Neither in Berlin nor Paris did the Schneersons live in Jewish neighborhoods. Indeed, in Paris they resided at the fashionable Hotel Max, on the Left Bank, whose other tenants were a rich international assortment of bohemian artists, musicians and writers. In neither city was Schneerson ever seen in a synagogue, and there is no evidence of his involvement with their small Hasidic communities. The authors document Schneerson’s focused commitment to his study of engineering and, in contrast with later years, sporadic contact with his father-in-law.
Contrary to his own father’s pleas, Schneerson trimmed his beard, wore modern rather than Hasidic clothing and socialized mainly with his brother Leibel, a Trotskyite who had completely abandoned Orthodox Jewish observance, and brother-in-law, the beardless cosmopolitan, Mendel Horensztein, who evinced no interest in his Hasidic lineage or its traditions.
Tragically, all dreams of becoming part of cosmopolitan Paris were crushed by the Nazi invasion of France and the urgent need to escape Europe. The most telling detail of the book’s vivid narration of the frenzied efforts to rescue the Schneersons on the part of Chabad Hasidim in America is that all efforts to obtain a special clergy-exemption visa for Schneerson, to exclude him from the restrictive U.S. quotas on Jewish war refugees, were rejected by the State Department.
He was identified as an engineer on his visa application; he had never studied in any yeshiva and was not formally ordained as a rabbi; moreover he had not a single day of documented work experience as a rabbi. This did not deter the Lubavitchers in America from trying, and failing, to convince Henry Butler, the attorney handling the Schneersons’ emigration case, “that the man who had identified himself as an engineer on his visa application was truly a rabbi.”

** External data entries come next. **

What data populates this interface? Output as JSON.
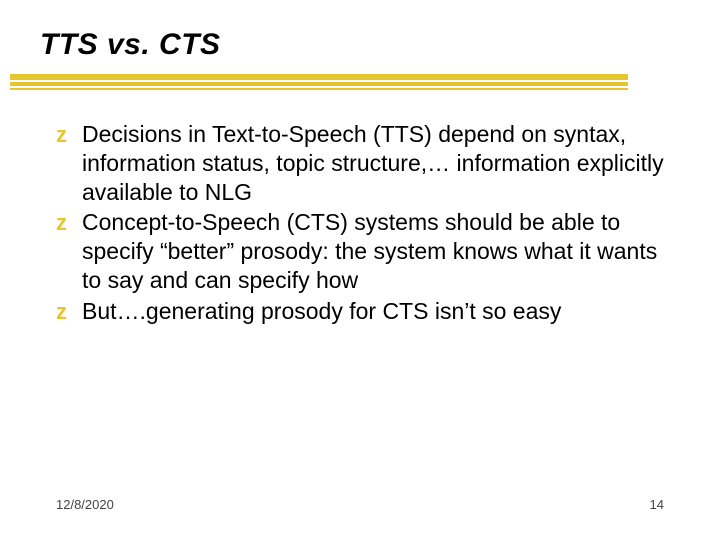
{
  "slide": {
    "title": "TTS vs. CTS",
    "bullets": [
      "Decisions in Text-to-Speech (TTS) depend on syntax, information status, topic structure,… information explicitly available to NLG",
      "Concept-to-Speech (CTS) systems should be able to specify “better” prosody: the system knows what it wants to say and can specify how",
      "But….generating prosody for CTS isn’t so easy"
    ],
    "bullet_glyph": "z",
    "footer": {
      "date": "12/8/2020",
      "page": "14"
    }
  },
  "colors": {
    "accent": "#e6c52f"
  }
}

Heilman and Friedman work using methods established by Max Weber (“The Sociology of Religion”) and Erik Erikson (“Young Man Luther”) in trying to reconstruct the rebbe’s inner thoughts during this turbulent period; and yet not all of their conclusions will convince all readers, especially the Chabad faithful. Still, they vividly depict the drama of Schneerson’s transition from Paris to Brooklyn:

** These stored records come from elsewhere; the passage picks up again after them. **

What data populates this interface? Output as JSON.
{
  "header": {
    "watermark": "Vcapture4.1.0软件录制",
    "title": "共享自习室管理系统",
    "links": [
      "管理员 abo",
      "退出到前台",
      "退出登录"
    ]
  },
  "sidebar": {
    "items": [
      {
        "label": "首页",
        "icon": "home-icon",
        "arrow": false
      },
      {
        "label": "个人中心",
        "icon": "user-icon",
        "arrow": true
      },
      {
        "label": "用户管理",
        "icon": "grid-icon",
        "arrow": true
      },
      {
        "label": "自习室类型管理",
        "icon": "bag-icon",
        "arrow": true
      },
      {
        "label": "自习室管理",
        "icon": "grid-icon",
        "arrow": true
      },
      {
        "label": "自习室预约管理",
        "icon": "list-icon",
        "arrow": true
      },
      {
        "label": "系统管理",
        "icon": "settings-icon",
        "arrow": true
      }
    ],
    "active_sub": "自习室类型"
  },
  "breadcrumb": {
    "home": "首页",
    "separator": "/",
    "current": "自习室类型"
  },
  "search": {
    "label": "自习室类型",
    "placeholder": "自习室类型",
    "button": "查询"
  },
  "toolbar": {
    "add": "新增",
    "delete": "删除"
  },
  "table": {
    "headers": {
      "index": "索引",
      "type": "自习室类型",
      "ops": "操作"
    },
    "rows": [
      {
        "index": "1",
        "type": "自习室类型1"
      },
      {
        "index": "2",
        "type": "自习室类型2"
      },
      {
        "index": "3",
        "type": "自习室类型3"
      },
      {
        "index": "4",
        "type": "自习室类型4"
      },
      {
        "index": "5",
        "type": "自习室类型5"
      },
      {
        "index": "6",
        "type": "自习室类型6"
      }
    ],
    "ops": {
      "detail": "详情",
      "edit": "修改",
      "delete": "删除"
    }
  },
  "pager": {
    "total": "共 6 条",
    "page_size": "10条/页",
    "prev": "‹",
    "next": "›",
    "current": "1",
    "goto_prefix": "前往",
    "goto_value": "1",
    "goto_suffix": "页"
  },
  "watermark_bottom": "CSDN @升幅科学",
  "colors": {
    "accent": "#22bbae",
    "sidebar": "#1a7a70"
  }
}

As he reflected on his situation, he could not help but realize that his plans to settle in Paris, become a French citizen and live as a Jew of Hasidic background pursuing a career in engineering were now in shambles. Moussia, too, who would forever look back on her years in Paris as her happiest and freest, as she often told friends, realized those days were over.
The powerful psychological and spiritual processes that took place within Schneerson’s psyche over the next decade — not least the trauma of the Holocaust — transformed him from an aspiring Parisian engineer to the most famous, influential and controversial Hasidic rebbe in Jewish history, one who became possessed of the belief that he would usher in the messianic age. These processes are not adequately explored by Heilman and Friedman, a lacuna that is this otherwise excellent book’s greatest weakness.

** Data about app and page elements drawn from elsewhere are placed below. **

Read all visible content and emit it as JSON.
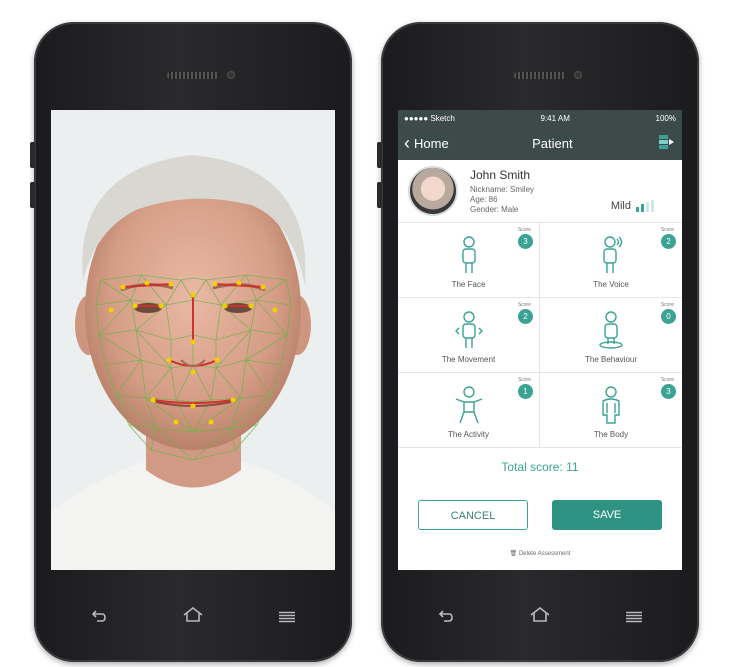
{
  "colors": {
    "accent": "#3aa394",
    "bar": "#3c4a4a"
  },
  "left_phone": {
    "nav": {
      "back_icon": "back-arrow-icon",
      "home_icon": "home-icon",
      "menu_icon": "menu-lines-icon"
    }
  },
  "right_phone": {
    "status": {
      "carrier": "●●●●● Sketch",
      "time": "9:41 AM",
      "battery": "100%"
    },
    "appbar": {
      "back_label": "Home",
      "title": "Patient"
    },
    "patient": {
      "name": "John Smith",
      "nickname": "Nickname: Smiley",
      "age": "Age: 86",
      "gender": "Gender: Male",
      "severity": "Mild"
    },
    "score_label": "Score",
    "cells": [
      {
        "label": "The Face",
        "score": "3",
        "icon": "face-person-icon"
      },
      {
        "label": "The Voice",
        "score": "2",
        "icon": "voice-person-icon"
      },
      {
        "label": "The Movement",
        "score": "2",
        "icon": "movement-person-icon"
      },
      {
        "label": "The Behaviour",
        "score": "0",
        "icon": "behaviour-person-icon"
      },
      {
        "label": "The Activity",
        "score": "1",
        "icon": "activity-person-icon"
      },
      {
        "label": "The Body",
        "score": "3",
        "icon": "body-person-icon"
      }
    ],
    "total": "Total score: 11",
    "cancel_label": "CANCEL",
    "save_label": "SAVE",
    "delete_label": "Delete Assessment"
  }
}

But the authors do document the lasting effects of Schneerson’s enduring posthumous charisma on his thousands of disciples, especially the shluchim, or messengers, who are to be found facilitating the practice of Judaism in virtually every place on earth where Jews are to be found. The finest aspect of Schneerson’s lasting legacy is their good work, which stands on its own merits with or without the delusional messianism.
Allan Nadler, a regular Forward contributor, is Professor of Religious Studies and Director of the Jewish Studies Program at Drew University.